_Work item:_
The answer must be a single number: the count of lines in these records that hold "eStarPro".

Stored data entries
════════════════
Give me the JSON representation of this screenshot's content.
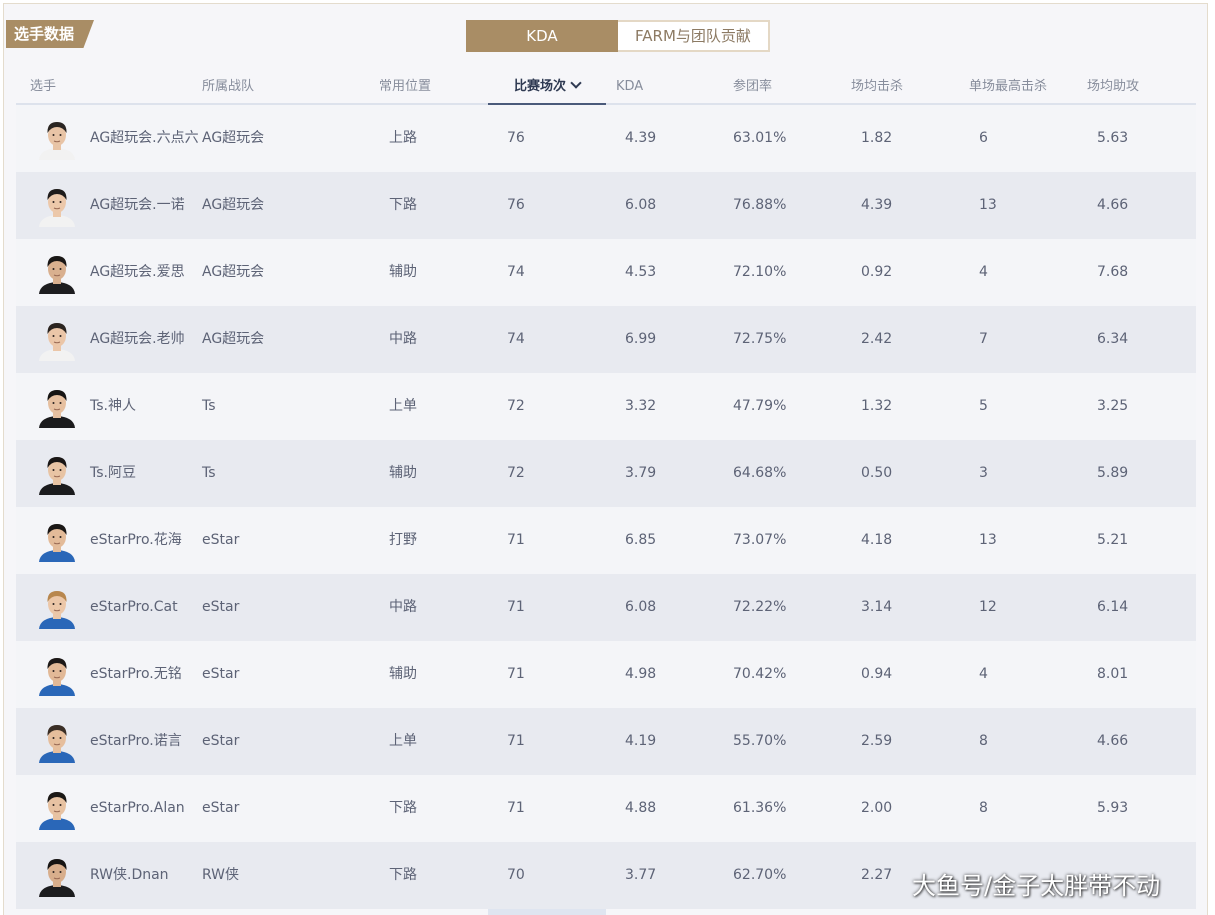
{
  "section_title": "选手数据",
  "tabs": [
    {
      "label": "KDA",
      "active": true
    },
    {
      "label": "FARM与团队贡献",
      "active": false
    }
  ],
  "columns": {
    "player": "选手",
    "team": "所属战队",
    "position": "常用位置",
    "matches": "比赛场次",
    "kda": "KDA",
    "participation": "参团率",
    "avg_kills": "场均击杀",
    "max_kills": "单场最高击杀",
    "avg_assists": "场均助攻"
  },
  "sorted_column": "matches",
  "colors": {
    "accent": "#a98d65",
    "highlight_column": "#dfe5f0",
    "row_even": "#f4f5f8",
    "row_odd": "#e8eaf0"
  },
  "rows": [
    {
      "player": "AG超玩会.六点六",
      "team": "AG超玩会",
      "position": "上路",
      "matches": "76",
      "kda": "4.39",
      "participation": "63.01%",
      "avg_kills": "1.82",
      "max_kills": "6",
      "avg_assists": "5.63",
      "jersey": "#f2f2f2",
      "skin": "#e8c4a6",
      "hair": "#2a2522"
    },
    {
      "player": "AG超玩会.一诺",
      "team": "AG超玩会",
      "position": "下路",
      "matches": "76",
      "kda": "6.08",
      "participation": "76.88%",
      "avg_kills": "4.39",
      "max_kills": "13",
      "avg_assists": "4.66",
      "jersey": "#f2f2f2",
      "skin": "#ecc8aa",
      "hair": "#1e1b1a"
    },
    {
      "player": "AG超玩会.爱思",
      "team": "AG超玩会",
      "position": "辅助",
      "matches": "74",
      "kda": "4.53",
      "participation": "72.10%",
      "avg_kills": "0.92",
      "max_kills": "4",
      "avg_assists": "7.68",
      "jersey": "#1d1d1f",
      "skin": "#d9b08f",
      "hair": "#1a1716"
    },
    {
      "player": "AG超玩会.老帅",
      "team": "AG超玩会",
      "position": "中路",
      "matches": "74",
      "kda": "6.99",
      "participation": "72.75%",
      "avg_kills": "2.42",
      "max_kills": "7",
      "avg_assists": "6.34",
      "jersey": "#f2f2f2",
      "skin": "#ebc6a8",
      "hair": "#2b2420"
    },
    {
      "player": "Ts.神人",
      "team": "Ts",
      "position": "上单",
      "matches": "72",
      "kda": "3.32",
      "participation": "47.79%",
      "avg_kills": "1.32",
      "max_kills": "5",
      "avg_assists": "3.25",
      "jersey": "#1b1b1d",
      "skin": "#e6c0a0",
      "hair": "#161413"
    },
    {
      "player": "Ts.阿豆",
      "team": "Ts",
      "position": "辅助",
      "matches": "72",
      "kda": "3.79",
      "participation": "64.68%",
      "avg_kills": "0.50",
      "max_kills": "3",
      "avg_assists": "5.89",
      "jersey": "#1b1b1d",
      "skin": "#e8c4a4",
      "hair": "#191615"
    },
    {
      "player": "eStarPro.花海",
      "team": "eStar",
      "position": "打野",
      "matches": "71",
      "kda": "6.85",
      "participation": "73.07%",
      "avg_kills": "4.18",
      "max_kills": "13",
      "avg_assists": "5.21",
      "jersey": "#2a67b8",
      "skin": "#e3bb99",
      "hair": "#1a1716"
    },
    {
      "player": "eStarPro.Cat",
      "team": "eStar",
      "position": "中路",
      "matches": "71",
      "kda": "6.08",
      "participation": "72.22%",
      "avg_kills": "3.14",
      "max_kills": "12",
      "avg_assists": "6.14",
      "jersey": "#2a67b8",
      "skin": "#ecc7a8",
      "hair": "#b8874e"
    },
    {
      "player": "eStarPro.无铭",
      "team": "eStar",
      "position": "辅助",
      "matches": "71",
      "kda": "4.98",
      "participation": "70.42%",
      "avg_kills": "0.94",
      "max_kills": "4",
      "avg_assists": "8.01",
      "jersey": "#2a67b8",
      "skin": "#e2b997",
      "hair": "#1c1817"
    },
    {
      "player": "eStarPro.诺言",
      "team": "eStar",
      "position": "上单",
      "matches": "71",
      "kda": "4.19",
      "participation": "55.70%",
      "avg_kills": "2.59",
      "max_kills": "8",
      "avg_assists": "4.66",
      "jersey": "#2a67b8",
      "skin": "#e6be9c",
      "hair": "#3a2e25"
    },
    {
      "player": "eStarPro.Alan",
      "team": "eStar",
      "position": "下路",
      "matches": "71",
      "kda": "4.88",
      "participation": "61.36%",
      "avg_kills": "2.00",
      "max_kills": "8",
      "avg_assists": "5.93",
      "jersey": "#2a67b8",
      "skin": "#e7c2a2",
      "hair": "#1b1816"
    },
    {
      "player": "RW侠.Dnan",
      "team": "RW侠",
      "position": "下路",
      "matches": "70",
      "kda": "3.77",
      "participation": "62.70%",
      "avg_kills": "2.27",
      "max_kills": "",
      "avg_assists": "",
      "jersey": "#1c1c1e",
      "skin": "#d8ae8c",
      "hair": "#161413"
    }
  ],
  "watermark": "大鱼号/金子太胖带不动"
}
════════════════
_Solution:_
5